“The spokesperson for the Coordinator of Government Activities in the Territories (COGAT) announced today, 19 July 2010, that the equipment for the USAID greenhouse project as well as medical equipment for Shifa Hospital in Gaza City were delivered to the Gaza Strip.

The medical equipment to Shifa Hospital includes a CT scanner and an X-ray machine donated by the World Health Organization (WHO). The transfer was coordinated by the Coordination & Liaison Administration in Gaza.”

A Reuters report from 2016 about the opening of a new hospital in the Gaza Strip includes the following:

“Umm Hashem, a mother bringing her 17-year-old daughter to the hospital to have a stomach problem examined, praised the new facility, saying it was long overdue.

“The best thing here is the X-ray machine,” she said, referring to the CT-scanner. “We used to go to Shifa hospital to get checked, but now we can do it here.””

In January 2018 the Journal of Radiation Research and Applied Sciences published a paper titled “Evaluation of advanced medical imaging services at Governmental Hospitals-Gaza Governorates, Palestine”.

“Medical imaging services are the key tool to diagnose many diseases and have an important role in monitoring treatment and predicting outcome. The current study [was] conducted to evaluate advanced medical imaging services (CT and MRI) at Governmental Hospitals-Gaza Governorates, Palestine.” 

So, while the situation of medical services in the Gaza Strip may be far from ideal, Mishal Husain’s promotion of the notion that scanners and X-rays are “prohibited” and “not allowed” is clearly inaccurate and materially misleading to listeners.

Regev then spoke about Hamas’ use of metal pipes for making rockets and the fact that dual-purpose items such as fertiliser and some types of medical equipment can be used for military purposes, stating:

“…as long as Hamas controls the hospitals – and they do – we have a problem with that sort of equipment going in. We have to protect our people.”

Husain: “Well some people who work in the hospitals are paid for by Hamas, some are paid for by the Palestinian Authority.”

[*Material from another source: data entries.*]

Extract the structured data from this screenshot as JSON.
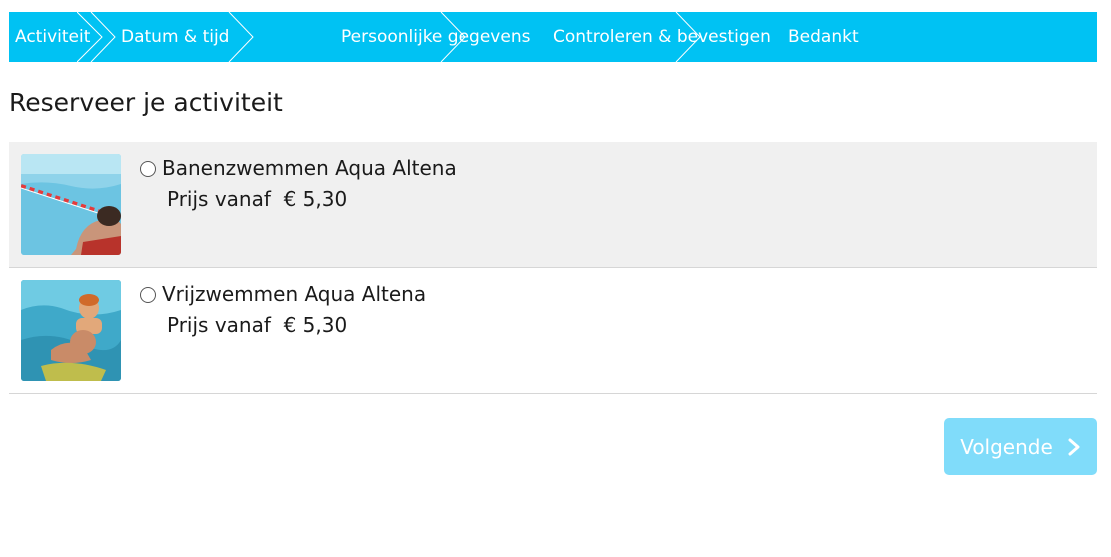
{
  "steps": [
    {
      "label": "Activiteit"
    },
    {
      "label": "Datum & tijd"
    },
    {
      "label": "Persoonlijke gegevens"
    },
    {
      "label": "Controleren & bevestigen"
    },
    {
      "label": "Bedankt"
    }
  ],
  "page": {
    "title": "Reserveer je activiteit"
  },
  "activities": [
    {
      "name": "Banenzwemmen Aqua Altena",
      "price": "Prijs vanaf  € 5,30",
      "image": "lane-swimming-photo"
    },
    {
      "name": "Vrijzwemmen Aqua Altena",
      "price": "Prijs vanaf  € 5,30",
      "image": "family-swimming-photo"
    }
  ],
  "actions": {
    "next_label": "Volgende"
  },
  "colors": {
    "steps_bar": "#00c2f3",
    "next_button": "#80dcfa",
    "selected_row": "#f0f0f0"
  }
}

Regev: “But they all live under the rule of Hamas.”

Husain: “The question is the impact of what you’re doing on the civilian population of Gaza. I mean for example there was a doctor who said to me that among the items that are considered dual use are the stains that are used for medical diagnosis. For example radiotherapy is barely available in Gaza. Chemotherapy is barely available in Gaza. The chances of a woman surviving breast cancer in Gaza after 5 years is half of the chance of an Israeli woman just across the boundary fence. This is the reality of the policies that you are pursuing and their impact.”

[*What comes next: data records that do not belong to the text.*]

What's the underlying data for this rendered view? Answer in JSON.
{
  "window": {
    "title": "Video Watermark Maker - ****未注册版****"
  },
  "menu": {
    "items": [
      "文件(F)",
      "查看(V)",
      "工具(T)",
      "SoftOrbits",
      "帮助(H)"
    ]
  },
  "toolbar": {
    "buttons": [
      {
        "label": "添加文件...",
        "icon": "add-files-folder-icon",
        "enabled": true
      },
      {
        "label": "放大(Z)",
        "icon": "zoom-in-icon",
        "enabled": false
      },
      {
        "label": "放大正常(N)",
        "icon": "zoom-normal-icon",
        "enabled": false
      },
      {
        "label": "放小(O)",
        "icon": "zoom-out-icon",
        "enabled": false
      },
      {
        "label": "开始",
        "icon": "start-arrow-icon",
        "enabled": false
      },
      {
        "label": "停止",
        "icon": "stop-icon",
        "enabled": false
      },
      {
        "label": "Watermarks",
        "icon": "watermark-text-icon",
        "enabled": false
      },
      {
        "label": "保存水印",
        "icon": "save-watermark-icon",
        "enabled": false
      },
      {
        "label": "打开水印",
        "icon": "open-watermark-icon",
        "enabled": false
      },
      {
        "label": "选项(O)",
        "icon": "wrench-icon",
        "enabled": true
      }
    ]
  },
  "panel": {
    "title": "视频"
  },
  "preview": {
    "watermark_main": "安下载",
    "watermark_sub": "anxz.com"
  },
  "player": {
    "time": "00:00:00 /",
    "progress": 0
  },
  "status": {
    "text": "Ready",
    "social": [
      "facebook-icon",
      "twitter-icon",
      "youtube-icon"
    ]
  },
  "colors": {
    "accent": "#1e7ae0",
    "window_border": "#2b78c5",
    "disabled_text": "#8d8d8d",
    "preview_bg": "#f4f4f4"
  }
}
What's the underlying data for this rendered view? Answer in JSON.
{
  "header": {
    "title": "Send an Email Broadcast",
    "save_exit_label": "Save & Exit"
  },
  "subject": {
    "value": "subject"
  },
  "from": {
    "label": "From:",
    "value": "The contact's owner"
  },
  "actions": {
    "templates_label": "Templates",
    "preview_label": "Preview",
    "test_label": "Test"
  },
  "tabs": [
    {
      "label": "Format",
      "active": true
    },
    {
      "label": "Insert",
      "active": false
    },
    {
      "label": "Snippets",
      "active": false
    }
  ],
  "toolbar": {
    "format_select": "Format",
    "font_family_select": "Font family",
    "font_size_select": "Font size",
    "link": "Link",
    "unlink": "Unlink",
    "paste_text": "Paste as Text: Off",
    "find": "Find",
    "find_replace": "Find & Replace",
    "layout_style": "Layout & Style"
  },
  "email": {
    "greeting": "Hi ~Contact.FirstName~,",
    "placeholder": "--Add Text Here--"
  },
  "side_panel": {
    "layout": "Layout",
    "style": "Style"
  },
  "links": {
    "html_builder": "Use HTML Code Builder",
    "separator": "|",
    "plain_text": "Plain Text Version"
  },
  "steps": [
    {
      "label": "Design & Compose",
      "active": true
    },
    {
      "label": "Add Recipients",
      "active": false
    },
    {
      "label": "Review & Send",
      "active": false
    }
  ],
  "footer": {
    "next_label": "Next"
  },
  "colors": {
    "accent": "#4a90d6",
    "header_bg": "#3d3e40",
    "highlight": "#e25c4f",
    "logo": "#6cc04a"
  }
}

A relevant paper published in October 2018 states that:

“Five-year survival rates for breast cancer in Gaza are about 50%, compared with about 85% in the United States and Israel (including women referred to East Jerusalem). Part of this disparity is explained by a later stage at diagnosis, but limited therapeutic options also contribute.” 

That is not “half the chance of an Israeli woman” as claimed by Husain.

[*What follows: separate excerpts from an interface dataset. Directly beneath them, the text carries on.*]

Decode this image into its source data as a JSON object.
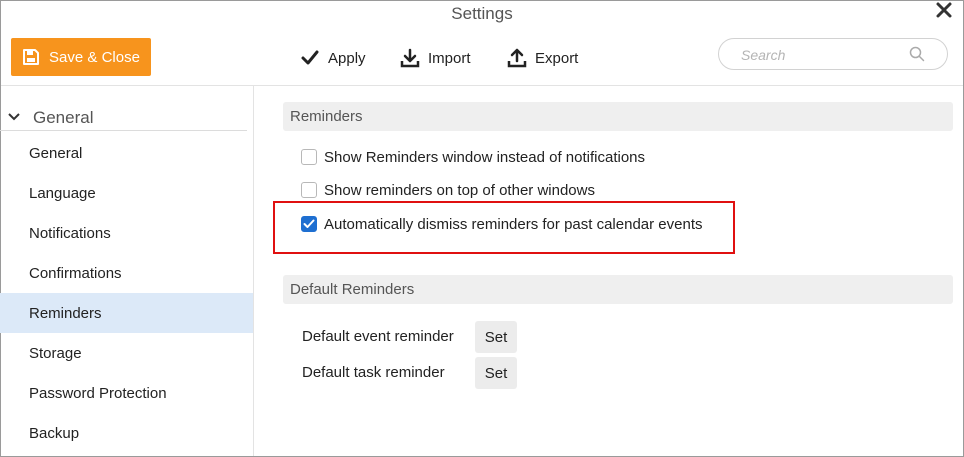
{
  "window": {
    "title": "Settings",
    "close_icon": "close-icon"
  },
  "toolbar": {
    "save_label": "Save & Close",
    "apply_label": "Apply",
    "import_label": "Import",
    "export_label": "Export",
    "search_placeholder": "Search",
    "search_value": "",
    "accent": "#f7941d"
  },
  "sidebar": {
    "group_label": "General",
    "items": [
      {
        "label": "General"
      },
      {
        "label": "Language"
      },
      {
        "label": "Notifications"
      },
      {
        "label": "Confirmations"
      },
      {
        "label": "Reminders",
        "active": true
      },
      {
        "label": "Storage"
      },
      {
        "label": "Password Protection"
      },
      {
        "label": "Backup"
      }
    ],
    "active_color": "#dce9f8"
  },
  "reminders": {
    "section_title": "Reminders",
    "options": [
      {
        "label": "Show Reminders window instead of notifications",
        "checked": false
      },
      {
        "label": "Show reminders on top of other windows",
        "checked": false
      },
      {
        "label": "Automatically dismiss reminders for past calendar events",
        "checked": true
      }
    ],
    "highlight_color": "#e01010"
  },
  "default_reminders": {
    "section_title": "Default Reminders",
    "rows": [
      {
        "label": "Default event reminder",
        "button": "Set"
      },
      {
        "label": "Default task reminder",
        "button": "Set"
      }
    ]
  }
}
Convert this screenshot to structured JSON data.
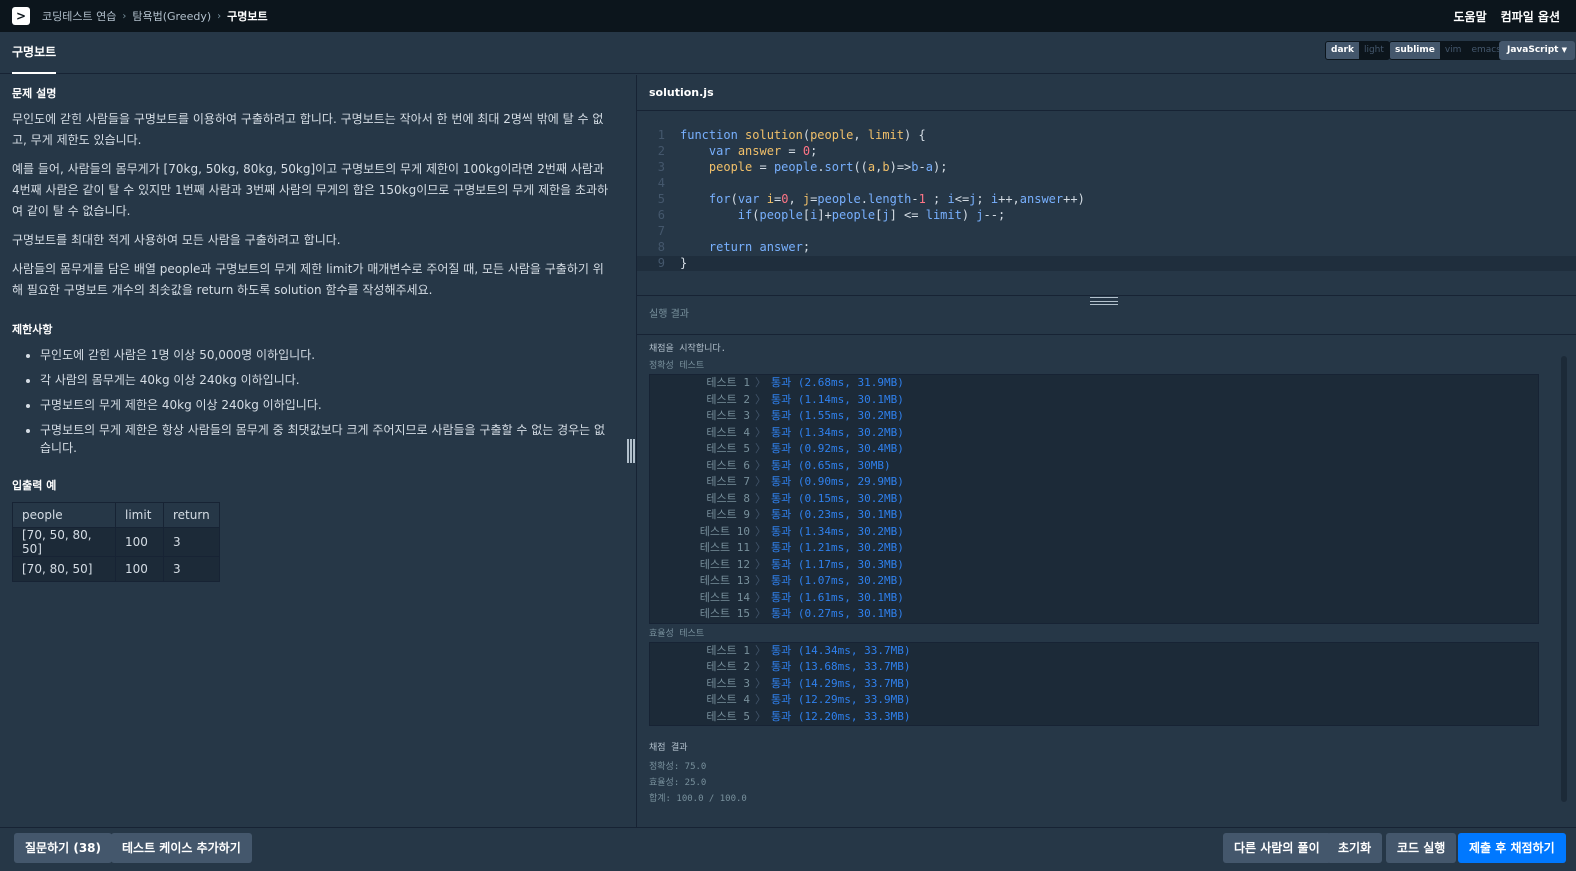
{
  "breadcrumb": [
    "코딩테스트 연습",
    "탐욕법(Greedy)",
    "구명보트"
  ],
  "top_nav": {
    "help": "도움말",
    "compile_options": "컴파일 옵션"
  },
  "tab": {
    "title": "구명보트"
  },
  "editor_options": {
    "theme": [
      "dark",
      "light"
    ],
    "theme_selected": "dark",
    "keymap": [
      "sublime",
      "vim",
      "emacs"
    ],
    "keymap_selected": "sublime",
    "language": "JavaScript"
  },
  "problem": {
    "section_title": "문제 설명",
    "paragraphs": [
      "무인도에 갇힌 사람들을 구명보트를 이용하여 구출하려고 합니다. 구명보트는 작아서 한 번에 최대 2명씩 밖에 탈 수 없고, 무게 제한도 있습니다.",
      "예를 들어, 사람들의 몸무게가 [70kg, 50kg, 80kg, 50kg]이고 구명보트의 무게 제한이 100kg이라면 2번째 사람과 4번째 사람은 같이 탈 수 있지만 1번째 사람과 3번째 사람의 무게의 합은 150kg이므로 구명보트의 무게 제한을 초과하여 같이 탈 수 없습니다.",
      "구명보트를 최대한 적게 사용하여 모든 사람을 구출하려고 합니다.",
      "사람들의 몸무게를 담은 배열 people과 구명보트의 무게 제한 limit가 매개변수로 주어질 때, 모든 사람을 구출하기 위해 필요한 구명보트 개수의 최솟값을 return 하도록 solution 함수를 작성해주세요."
    ],
    "constraints_title": "제한사항",
    "constraints": [
      "무인도에 갇힌 사람은 1명 이상 50,000명 이하입니다.",
      "각 사람의 몸무게는 40kg 이상 240kg 이하입니다.",
      "구명보트의 무게 제한은 40kg 이상 240kg 이하입니다.",
      "구명보트의 무게 제한은 항상 사람들의 몸무게 중 최댓값보다 크게 주어지므로 사람들을 구출할 수 없는 경우는 없습니다."
    ],
    "examples_title": "입출력 예",
    "examples_headers": [
      "people",
      "limit",
      "return"
    ],
    "examples": [
      [
        "[70, 50, 80, 50]",
        "100",
        "3"
      ],
      [
        "[70, 80, 50]",
        "100",
        "3"
      ]
    ]
  },
  "editor": {
    "filename": "solution.js",
    "line_numbers": [
      "1",
      "2",
      "3",
      "4",
      "5",
      "6",
      "7",
      "8",
      "9"
    ]
  },
  "result": {
    "header": "실행 결과",
    "start_message": "채점을 시작합니다.",
    "accuracy_label": "정확성  테스트",
    "accuracy_tests": [
      [
        "테스트 1",
        "통과 (2.68ms, 31.9MB)"
      ],
      [
        "테스트 2",
        "통과 (1.14ms, 30.1MB)"
      ],
      [
        "테스트 3",
        "통과 (1.55ms, 30.2MB)"
      ],
      [
        "테스트 4",
        "통과 (1.34ms, 30.2MB)"
      ],
      [
        "테스트 5",
        "통과 (0.92ms, 30.4MB)"
      ],
      [
        "테스트 6",
        "통과 (0.65ms, 30MB)"
      ],
      [
        "테스트 7",
        "통과 (0.90ms, 29.9MB)"
      ],
      [
        "테스트 8",
        "통과 (0.15ms, 30.2MB)"
      ],
      [
        "테스트 9",
        "통과 (0.23ms, 30.1MB)"
      ],
      [
        "테스트 10",
        "통과 (1.34ms, 30.2MB)"
      ],
      [
        "테스트 11",
        "통과 (1.21ms, 30.2MB)"
      ],
      [
        "테스트 12",
        "통과 (1.17ms, 30.3MB)"
      ],
      [
        "테스트 13",
        "통과 (1.07ms, 30.2MB)"
      ],
      [
        "테스트 14",
        "통과 (1.61ms, 30.1MB)"
      ],
      [
        "테스트 15",
        "통과 (0.27ms, 30.1MB)"
      ]
    ],
    "efficiency_label": "효율성  테스트",
    "efficiency_tests": [
      [
        "테스트 1",
        "통과 (14.34ms, 33.7MB)"
      ],
      [
        "테스트 2",
        "통과 (13.68ms, 33.7MB)"
      ],
      [
        "테스트 3",
        "통과 (14.29ms, 33.7MB)"
      ],
      [
        "테스트 4",
        "통과 (12.29ms, 33.9MB)"
      ],
      [
        "테스트 5",
        "통과 (12.20ms, 33.3MB)"
      ]
    ],
    "summary_title": "채점 결과",
    "summary": [
      "정확성: 75.0",
      "효율성: 25.0",
      "합계: 100.0 / 100.0"
    ]
  },
  "bottom": {
    "question": "질문하기 (38)",
    "add_testcase": "테스트 케이스 추가하기",
    "others_solution": "다른 사람의 풀이",
    "reset": "초기화",
    "run": "코드 실행",
    "submit": "제출 후 채점하기"
  },
  "colors": {
    "accent": "#0078ff",
    "pass": "#2f80ed",
    "bg": "#263747",
    "nav": "#0c151c"
  }
}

Regev: “I think you’d find that a large part of the shortages in Gaza hospitals are because the Hamas regime refuses to invest in its own medical facilities for its own people and prefers to invest in violence: digging tunnels, building missiles and so forth. That is the fundamental problem. I agree that on some issues because of our concerns – and I think they’re legitimate – on dual-use items we do place restrictions but the overwhelming problems facing the Gaza medical system is because of Hamas’ own policies.”

Husain then changed the topic of conversation – as will be seen in part two of this post.

Related Articles:

BBC’s Mishal Husain fosters a narrative with airbrushed statistics

‘News at Ten’ continues the BBC’s ‘blockade’ campaign

BBC Radio 4’s selective framing of the “hardships” of Gaza Christians

BBC Radio 4 ‘Today’ Gaza Strip special – part one

BBC Radio 4 ‘Today’ Gaza Strip special – part two

BBC Radio 4 ‘Today’ Gaza Strip special – part three

BBC Radio 4 ‘Today’ Gaza Strip special – part four

BBC Radio 4 ‘Today’ Gaza Strip special – part five

Mishal Husain does ‘life in Gaza’ for BBC One TV

The BBC’s monochrome framing of Gaza’s chronic utilities crisis

The common denominators in the BBC News website’s Gaza reporting